For the Ability to Smile and Convey Emotion
The Smile Surgery program delivers state-of-the-art surgical care for smile restoration and facial reanimation to patients with facial paralysis. Combining these two areas of highly specialized training has allowed the creation of this unique and comprehensive facial reanimation program.

The goal of smile surgery is to recreate the dynamic ability to raise the corner of the mouth and smile in a natural way. Our fellowship-trained plastic surgeons have successfully restored the ability to smile and convey emotion to patients, changing their lives forever.
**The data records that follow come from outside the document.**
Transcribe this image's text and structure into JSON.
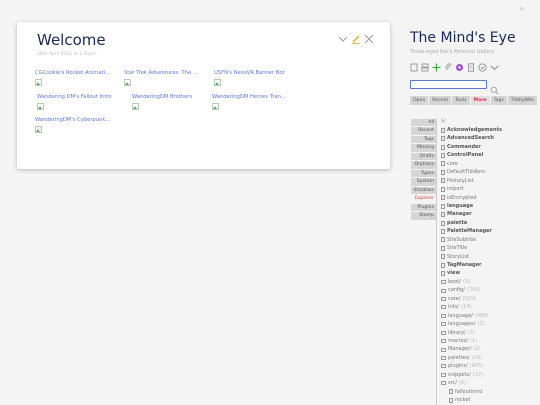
{
  "tiddler": {
    "title": "Welcome",
    "subtitle": "28th April 2022 at 6:41pm",
    "gallery": [
      {
        "label": "CGCookie's Rocket Animati…"
      },
      {
        "label": "Star Trek Adventures: The …"
      },
      {
        "label": "USFN's NeosVR Banner Bot"
      },
      {
        "label": "Wandering DM's Fallout Intro"
      },
      {
        "label": "WanderingDM Brothers"
      },
      {
        "label": "WanderingDM Heroes Tran…"
      },
      {
        "label": "WanderingDM's Cyberpunk…"
      }
    ],
    "colors": {
      "link": "#5778d8",
      "title": "#182955",
      "edit": "#e0a020"
    }
  },
  "sidebar": {
    "site_title": "The Mind's Eye",
    "site_subtitle": "Three-eyed Rat's Personal Gallery",
    "tabs": [
      "Open",
      "Recent",
      "Tools",
      "More",
      "Tags",
      "TiddlyWiki"
    ],
    "more_tabs": [
      "All",
      "Recent",
      "Tags",
      "Missing",
      "Drafts",
      "Orphans",
      "Types",
      "System",
      "Shadows",
      "Explorer",
      "Plugins",
      "Stamp"
    ],
    "crumb": "$/",
    "tree": [
      {
        "type": "file",
        "label": "Acknowledgements",
        "bold": true
      },
      {
        "type": "file",
        "label": "AdvancedSearch",
        "bold": true
      },
      {
        "type": "file",
        "label": "Commander",
        "bold": true
      },
      {
        "type": "file",
        "label": "ControlPanel",
        "bold": true
      },
      {
        "type": "file",
        "label": "core",
        "bold": false
      },
      {
        "type": "file",
        "label": "DefaultTiddlers",
        "bold": false
      },
      {
        "type": "file",
        "label": "HistoryList",
        "bold": false
      },
      {
        "type": "file",
        "label": "import",
        "bold": false
      },
      {
        "type": "file",
        "label": "isEncrypted",
        "bold": false
      },
      {
        "type": "file",
        "label": "language",
        "bold": true
      },
      {
        "type": "file",
        "label": "Manager",
        "bold": true
      },
      {
        "type": "file",
        "label": "palette",
        "bold": true
      },
      {
        "type": "file",
        "label": "PaletteManager",
        "bold": true
      },
      {
        "type": "file",
        "label": "SiteSubtitle",
        "bold": false
      },
      {
        "type": "file",
        "label": "SiteTitle",
        "bold": false
      },
      {
        "type": "file",
        "label": "StoryList",
        "bold": false
      },
      {
        "type": "file",
        "label": "TagManager",
        "bold": true
      },
      {
        "type": "file",
        "label": "view",
        "bold": true
      },
      {
        "type": "folder",
        "label": "boot/",
        "count": "(3)"
      },
      {
        "type": "folder",
        "label": "config/",
        "count": "(241)"
      },
      {
        "type": "folder",
        "label": "core/",
        "count": "(509)"
      },
      {
        "type": "folder",
        "label": "info/",
        "count": "(14)"
      },
      {
        "type": "folder",
        "label": "language/",
        "count": "(486)"
      },
      {
        "type": "folder",
        "label": "languages/",
        "count": "(2)"
      },
      {
        "type": "folder",
        "label": "library/",
        "count": "(2)"
      },
      {
        "type": "folder",
        "label": "macros/",
        "count": "(1)"
      },
      {
        "type": "folder",
        "label": "Manager/",
        "count": "(2)"
      },
      {
        "type": "folder",
        "label": "palettes/",
        "count": "(16)"
      },
      {
        "type": "folder",
        "label": "plugins/",
        "count": "(405)"
      },
      {
        "type": "folder",
        "label": "snippets/",
        "count": "(17)"
      },
      {
        "type": "folder",
        "label": "src/",
        "count": "(6)"
      },
      {
        "type": "file",
        "label": "falloutintro",
        "bold": false,
        "indent": true
      },
      {
        "type": "file",
        "label": "rocket",
        "bold": false,
        "indent": true
      }
    ]
  }
}
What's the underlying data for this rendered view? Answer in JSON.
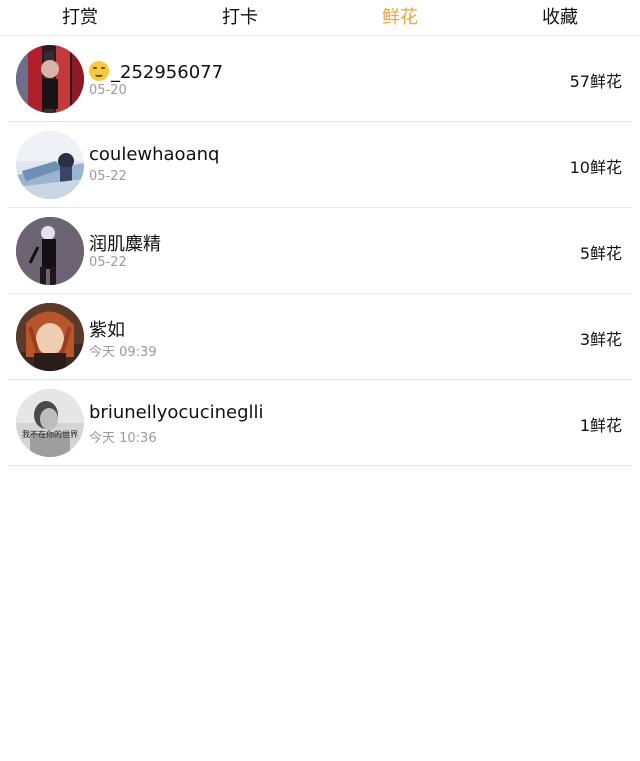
{
  "tabs": [
    {
      "label": "打赏",
      "active": false
    },
    {
      "label": "打卡",
      "active": false
    },
    {
      "label": "鲜花",
      "active": true
    },
    {
      "label": "收藏",
      "active": false
    }
  ],
  "accent_color": "#f0a336",
  "rows": [
    {
      "name": "_252956077",
      "emoji": "smirk-emoji",
      "time": "05-20",
      "flowers": "57鲜花"
    },
    {
      "name": "coulewhaoanq",
      "time": "05-22",
      "flowers": "10鲜花"
    },
    {
      "name": "润肌麋精",
      "time": "05-22",
      "flowers": "5鲜花"
    },
    {
      "name": "紫如",
      "time": "今天 09:39",
      "flowers": "3鲜花"
    },
    {
      "name": "briunellyocucineglli",
      "time": "今天 10:36",
      "flowers": "1鲜花",
      "avatar_text": "我不在你的世界"
    }
  ]
}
Am I a good candidate for Smile Restoration/Facial Reanimation Surgery?
Good candidates generally have permanent total or nearly total facial paralysis on the affected side. As part of the comprehensive care plan, each potential patient must be screened and examined carefully to make sure that he or she is a good candidate. Careful analysis of more than just the loss of the ability to smile will be addressed, as many patients will also have other issues, such as eyebrow droop and lip incompetence.

New techniques in facial reanimation surgery allow the smile to be restored in a single operation, instead of the traditional two-stage surgery. Patients who are not candidates for a single-stage procedure may be candidates for the two-stage procedure. Your surgeon will work with you to determine which treatment is right for you.

I do not live in Chicago, do you take care of patients from out of state?
We routinely take care of patients from throughout the United States. Please reuest a consultation and we will set up an initial screening via email or phone to determine whether you are a candidate for surgery.

Procedure Description

  • Length of surgery: 6 to 10 hours
  • Length of stay: 2 to 3 day hospital stay

Recovery Process and Final Result
After being discharged from the hospital, you can expect:

  • Swelling: 3 to 4 weeks
  • Soreness: Leg soreness generally resolves within 1 to 2 weeks

You will usually begin to see movement 4 to 6 months after the surgery. With practice, you should continue to improve for 1 to 2 years.